(Thank you for reading my journal. One of the hardest parts of learning a language is trying to sound as native and as natural as possible. Even if you understand what I have written, please let me know if my phrases or word choices sound a little strange. Thanks.)

Today, the third Monday of September, is Respect for Senior Citizens Day (敬老の日, a national holiday). The Ministry of Health, Labor and Welfare has announced that, in Japan, there are 40,399 people who are over 100 years old, and 85% of them are women as of the 15th of September. This is the first time that the number has topped forty thousand. In addition, women over 65-year-old comprise 25.4% of the entire female population, and men over 65 make up 19.9% of the entire male population.

Japan is well known for the longevity of its people. I've known for some time that we're facing a rapidly aging society, but actually looking at these numbers really brings it home.The statistics are really sort of staggering.

Speaking of which, I often wonder at what age you would be consider a person to be a senior citizen. Going off of the statistics such as one quoted above, it seems that the general consensus is 65. In today's society, people in their 60s (many of them are baby bloomers), seem to be very vigorous - even more active than young people.

Many of men in their 60s grew up in an age when rolling up one's sleeves and getting down to work was expected. They used to work extremely long hours and contributed the Japan's rapid economic growth in the 1960s and the 1970s. It seems that they have a habit of knuckling down to doing something and getting going on something. Many young men, on the other hand, seem passive. They tend to wait for others to act before taking action themselves, and rely on indications and advice from others. Many women in their 60s seem to enjoy their lives, taking care of their grandchildren or parents. All in all, I don’t really look at them as "senior citizens", as this generation still plays an important role in the society.

When I was doing marketing research at my job, many statistics showed that many people started having serious physical or medical problems that limit their activities when being around 75 years old. Going off of that, I would say a more realistic standard for considering someone a senior citizen would be the 75-year-old mark. Although having said that, there are many people in their early 80s who live on their own and are entirely self-sufficient, enjoying their lives.
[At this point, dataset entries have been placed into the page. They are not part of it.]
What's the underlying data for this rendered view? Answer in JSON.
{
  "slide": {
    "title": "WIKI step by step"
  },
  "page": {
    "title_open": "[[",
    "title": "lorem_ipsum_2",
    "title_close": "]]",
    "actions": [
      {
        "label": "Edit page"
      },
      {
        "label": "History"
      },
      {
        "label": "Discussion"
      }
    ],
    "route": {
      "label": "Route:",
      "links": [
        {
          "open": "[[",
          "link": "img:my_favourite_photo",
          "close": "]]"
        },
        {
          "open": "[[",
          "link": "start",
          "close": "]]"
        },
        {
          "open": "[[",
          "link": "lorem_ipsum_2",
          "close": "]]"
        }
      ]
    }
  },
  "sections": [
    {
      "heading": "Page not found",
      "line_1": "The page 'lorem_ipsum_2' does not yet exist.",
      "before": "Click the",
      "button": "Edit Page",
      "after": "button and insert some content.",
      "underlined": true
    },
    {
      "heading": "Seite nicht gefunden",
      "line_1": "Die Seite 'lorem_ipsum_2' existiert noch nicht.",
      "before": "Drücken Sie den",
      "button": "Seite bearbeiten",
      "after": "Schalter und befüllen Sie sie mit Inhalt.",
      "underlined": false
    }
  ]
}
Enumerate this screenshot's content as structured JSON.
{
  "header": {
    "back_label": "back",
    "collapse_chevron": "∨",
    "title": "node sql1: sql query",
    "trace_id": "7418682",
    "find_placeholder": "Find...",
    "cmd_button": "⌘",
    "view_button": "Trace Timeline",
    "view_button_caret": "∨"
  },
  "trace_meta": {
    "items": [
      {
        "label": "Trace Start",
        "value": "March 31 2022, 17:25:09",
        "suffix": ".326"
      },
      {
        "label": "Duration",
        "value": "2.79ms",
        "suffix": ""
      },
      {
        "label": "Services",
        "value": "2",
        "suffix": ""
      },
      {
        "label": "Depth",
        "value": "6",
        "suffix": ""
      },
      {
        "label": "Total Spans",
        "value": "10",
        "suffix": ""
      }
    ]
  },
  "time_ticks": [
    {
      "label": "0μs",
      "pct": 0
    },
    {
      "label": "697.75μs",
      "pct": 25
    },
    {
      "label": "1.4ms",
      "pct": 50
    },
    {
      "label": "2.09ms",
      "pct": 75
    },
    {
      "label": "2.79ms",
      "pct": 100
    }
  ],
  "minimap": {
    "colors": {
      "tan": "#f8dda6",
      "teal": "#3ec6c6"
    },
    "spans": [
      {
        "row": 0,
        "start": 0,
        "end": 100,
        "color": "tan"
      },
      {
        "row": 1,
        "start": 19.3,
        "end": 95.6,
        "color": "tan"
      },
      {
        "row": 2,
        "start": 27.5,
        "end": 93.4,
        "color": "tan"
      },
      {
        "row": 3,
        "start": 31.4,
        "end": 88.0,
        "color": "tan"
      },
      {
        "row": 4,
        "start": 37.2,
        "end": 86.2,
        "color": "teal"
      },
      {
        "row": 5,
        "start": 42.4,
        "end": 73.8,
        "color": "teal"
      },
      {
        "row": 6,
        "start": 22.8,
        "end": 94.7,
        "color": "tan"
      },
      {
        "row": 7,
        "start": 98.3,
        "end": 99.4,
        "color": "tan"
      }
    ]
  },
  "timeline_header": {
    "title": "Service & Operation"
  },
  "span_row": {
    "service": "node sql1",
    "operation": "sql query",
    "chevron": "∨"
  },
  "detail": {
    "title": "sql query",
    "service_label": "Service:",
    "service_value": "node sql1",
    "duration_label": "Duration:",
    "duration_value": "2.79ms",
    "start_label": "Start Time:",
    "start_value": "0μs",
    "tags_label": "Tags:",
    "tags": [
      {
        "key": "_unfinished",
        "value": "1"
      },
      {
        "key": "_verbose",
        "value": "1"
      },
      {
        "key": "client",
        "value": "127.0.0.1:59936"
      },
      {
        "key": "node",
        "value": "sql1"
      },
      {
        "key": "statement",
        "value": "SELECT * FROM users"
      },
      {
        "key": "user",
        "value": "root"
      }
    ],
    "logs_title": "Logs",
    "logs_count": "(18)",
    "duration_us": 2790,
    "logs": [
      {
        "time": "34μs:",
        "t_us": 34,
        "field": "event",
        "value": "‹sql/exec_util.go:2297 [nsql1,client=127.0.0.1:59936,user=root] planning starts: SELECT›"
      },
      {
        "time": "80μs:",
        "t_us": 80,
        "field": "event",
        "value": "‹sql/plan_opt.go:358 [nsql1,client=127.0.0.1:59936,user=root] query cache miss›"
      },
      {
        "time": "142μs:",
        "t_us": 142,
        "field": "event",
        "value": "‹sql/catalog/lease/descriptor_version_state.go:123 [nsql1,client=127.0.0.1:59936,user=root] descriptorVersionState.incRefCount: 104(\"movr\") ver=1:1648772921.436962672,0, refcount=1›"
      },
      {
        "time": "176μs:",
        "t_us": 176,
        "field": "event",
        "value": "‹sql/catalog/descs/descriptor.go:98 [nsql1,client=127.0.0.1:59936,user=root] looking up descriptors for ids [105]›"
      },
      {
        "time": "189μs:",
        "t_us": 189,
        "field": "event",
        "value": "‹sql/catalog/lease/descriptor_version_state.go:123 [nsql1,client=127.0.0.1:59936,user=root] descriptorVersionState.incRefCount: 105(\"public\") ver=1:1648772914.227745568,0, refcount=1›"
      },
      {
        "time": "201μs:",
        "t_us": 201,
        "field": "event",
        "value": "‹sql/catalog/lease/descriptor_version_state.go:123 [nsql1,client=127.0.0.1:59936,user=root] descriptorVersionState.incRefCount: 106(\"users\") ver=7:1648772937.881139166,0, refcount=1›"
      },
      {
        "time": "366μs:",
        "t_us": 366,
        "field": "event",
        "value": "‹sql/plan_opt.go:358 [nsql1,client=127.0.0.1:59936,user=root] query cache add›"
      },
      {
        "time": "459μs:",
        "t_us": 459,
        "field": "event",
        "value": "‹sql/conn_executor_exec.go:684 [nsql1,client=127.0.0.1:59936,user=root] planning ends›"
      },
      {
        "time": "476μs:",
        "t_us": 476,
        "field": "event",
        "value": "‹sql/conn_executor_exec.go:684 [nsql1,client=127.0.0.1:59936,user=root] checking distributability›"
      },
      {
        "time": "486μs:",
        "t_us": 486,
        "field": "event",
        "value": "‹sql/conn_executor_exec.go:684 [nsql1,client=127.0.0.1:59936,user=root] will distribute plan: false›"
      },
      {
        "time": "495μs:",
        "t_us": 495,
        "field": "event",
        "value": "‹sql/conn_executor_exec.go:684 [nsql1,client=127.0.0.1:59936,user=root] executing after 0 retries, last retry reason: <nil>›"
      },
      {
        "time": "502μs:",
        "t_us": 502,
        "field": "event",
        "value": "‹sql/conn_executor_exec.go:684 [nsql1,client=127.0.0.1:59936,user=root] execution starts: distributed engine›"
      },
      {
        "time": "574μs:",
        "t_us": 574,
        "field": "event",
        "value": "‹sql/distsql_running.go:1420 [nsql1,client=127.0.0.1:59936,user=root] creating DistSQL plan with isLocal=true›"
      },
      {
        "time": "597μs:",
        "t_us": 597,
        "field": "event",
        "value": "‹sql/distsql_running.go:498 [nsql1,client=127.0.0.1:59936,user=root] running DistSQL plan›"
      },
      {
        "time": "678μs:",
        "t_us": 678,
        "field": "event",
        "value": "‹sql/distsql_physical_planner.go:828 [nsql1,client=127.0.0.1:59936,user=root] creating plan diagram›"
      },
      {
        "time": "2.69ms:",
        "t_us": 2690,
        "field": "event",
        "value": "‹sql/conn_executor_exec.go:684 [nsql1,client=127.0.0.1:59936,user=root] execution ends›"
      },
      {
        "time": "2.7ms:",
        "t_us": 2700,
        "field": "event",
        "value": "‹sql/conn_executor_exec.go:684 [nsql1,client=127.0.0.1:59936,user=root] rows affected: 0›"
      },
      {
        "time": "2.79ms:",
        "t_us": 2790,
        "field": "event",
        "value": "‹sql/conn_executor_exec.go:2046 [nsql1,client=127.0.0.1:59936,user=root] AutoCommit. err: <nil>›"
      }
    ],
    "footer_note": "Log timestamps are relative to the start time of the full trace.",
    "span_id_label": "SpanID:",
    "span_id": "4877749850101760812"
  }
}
People who lived through the world wars and tremendously tough times after the wars are really strong and tough.